Write every record out again exactly, and keep images out of it.

Data entries ::
_ _ _ _
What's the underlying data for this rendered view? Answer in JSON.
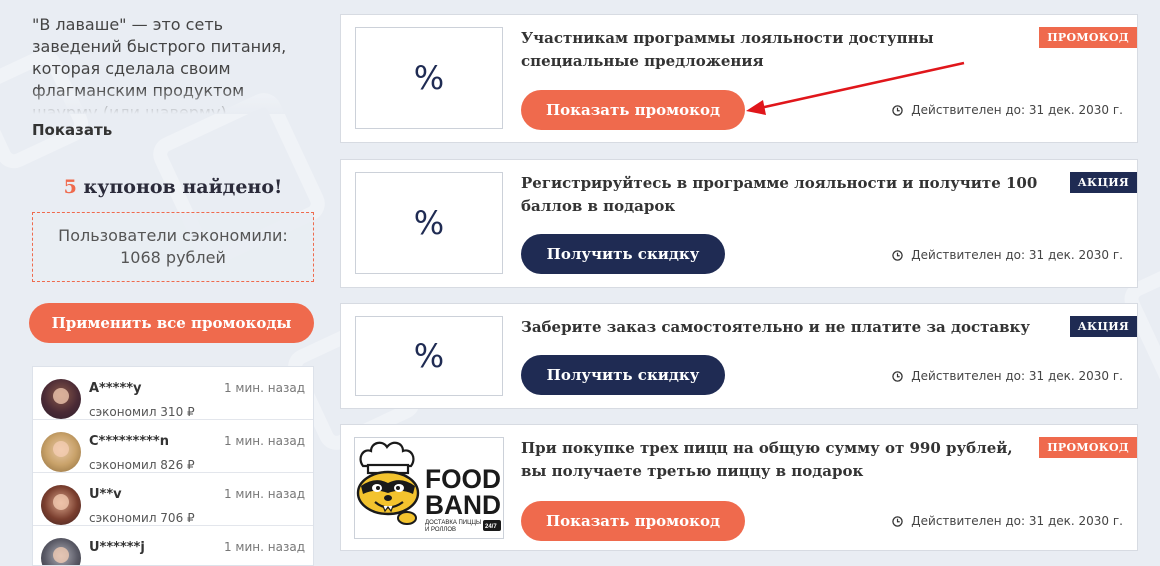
{
  "sidebar": {
    "about": "\"В лаваше\" — это сеть заведений быстрого питания, которая сделала своим флагманским продуктом шаурму (или шаверму), приготовленную по авторским",
    "show_more": "Показать",
    "found": {
      "count": "5",
      "text": "купонов найдено!"
    },
    "savings": "Пользователи сэкономили: 1068 рублей",
    "apply_all": "Применить все промокоды",
    "users": [
      {
        "name": "A*****y",
        "time": "1 мин. назад",
        "saved": "сэкономил 310 ₽",
        "avatar": "avatar-1"
      },
      {
        "name": "C*********n",
        "time": "1 мин. назад",
        "saved": "сэкономил 826 ₽",
        "avatar": "avatar-2"
      },
      {
        "name": "U**v",
        "time": "1 мин. назад",
        "saved": "сэкономил 706 ₽",
        "avatar": "avatar-3"
      },
      {
        "name": "U******j",
        "time": "1 мин. назад",
        "saved": "",
        "avatar": "avatar-4"
      }
    ]
  },
  "coupons": [
    {
      "title": "Участникам программы лояльности доступны специальные предложения",
      "badge": "ПРОМОКОД",
      "button": "Показать промокод",
      "expiry": "Действителен до: 31 дек. 2030 г.",
      "thumb": "%"
    },
    {
      "title": "Регистрируйтесь в программе лояльности и получите 100 баллов в подарок",
      "badge": "АКЦИЯ",
      "button": "Получить скидку",
      "expiry": "Действителен до: 31 дек. 2030 г.",
      "thumb": "%"
    },
    {
      "title": "Заберите заказ самостоятельно и не платите за доставку",
      "badge": "АКЦИЯ",
      "button": "Получить скидку",
      "expiry": "Действителен до: 31 дек. 2030 г.",
      "thumb": "%"
    },
    {
      "title": "При покупке трех пицц на общую сумму от 990 рублей, вы получаете третью пиццу в подарок",
      "badge": "ПРОМОКОД",
      "button": "Показать промокод",
      "expiry": "Действителен до: 31 дек. 2030 г.",
      "logo": {
        "line1": "FOOD",
        "line2": "BAND",
        "sub1": "ДОСТАВКА ПИЦЦЫ",
        "sub2": "И РОЛЛОВ",
        "tag": "24/7"
      }
    }
  ],
  "colors": {
    "accent": "#ef6a4d",
    "navy": "#1f2b53",
    "annotation_arrow": "#e0161b"
  },
  "icons": {
    "clock": "clock-icon",
    "percent": "percent-icon",
    "arrow": "red-arrow-annotation"
  }
}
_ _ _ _
ANSWER FOR THE TASK ::
What's the underlying data for this rendered view? Answer in JSON.
{
  "sidebar": {
    "about": "\"В лаваше\" — это сеть заведений быстрого питания, которая сделала своим флагманским продуктом шаурму (или шаверму), приготовленную по авторским",
    "show_more": "Показать",
    "found": {
      "count": "5",
      "text": "купонов найдено!"
    },
    "savings": "Пользователи сэкономили: 1068 рублей",
    "apply_all": "Применить все промокоды",
    "users": [
      {
        "name": "A*****y",
        "time": "1 мин. назад",
        "saved": "сэкономил 310 ₽",
        "avatar": "avatar-1"
      },
      {
        "name": "C*********n",
        "time": "1 мин. назад",
        "saved": "сэкономил 826 ₽",
        "avatar": "avatar-2"
      },
      {
        "name": "U**v",
        "time": "1 мин. назад",
        "saved": "сэкономил 706 ₽",
        "avatar": "avatar-3"
      },
      {
        "name": "U******j",
        "time": "1 мин. назад",
        "saved": "",
        "avatar": "avatar-4"
      }
    ]
  },
  "coupons": [
    {
      "title": "Участникам программы лояльности доступны специальные предложения",
      "badge": "ПРОМОКОД",
      "button": "Показать промокод",
      "expiry": "Действителен до: 31 дек. 2030 г.",
      "thumb": "%"
    },
    {
      "title": "Регистрируйтесь в программе лояльности и получите 100 баллов в подарок",
      "badge": "АКЦИЯ",
      "button": "Получить скидку",
      "expiry": "Действителен до: 31 дек. 2030 г.",
      "thumb": "%"
    },
    {
      "title": "Заберите заказ самостоятельно и не платите за доставку",
      "badge": "АКЦИЯ",
      "button": "Получить скидку",
      "expiry": "Действителен до: 31 дек. 2030 г.",
      "thumb": "%"
    },
    {
      "title": "При покупке трех пицц на общую сумму от 990 рублей, вы получаете третью пиццу в подарок",
      "badge": "ПРОМОКОД",
      "button": "Показать промокод",
      "expiry": "Действителен до: 31 дек. 2030 г.",
      "logo": {
        "line1": "FOOD",
        "line2": "BAND",
        "sub1": "ДОСТАВКА ПИЦЦЫ",
        "sub2": "И РОЛЛОВ",
        "tag": "24/7"
      }
    }
  ],
  "colors": {
    "accent": "#ef6a4d",
    "navy": "#1f2b53",
    "annotation_arrow": "#e0161b"
  },
  "icons": {
    "clock": "clock-icon",
    "percent": "percent-icon",
    "arrow": "red-arrow-annotation"
  }
}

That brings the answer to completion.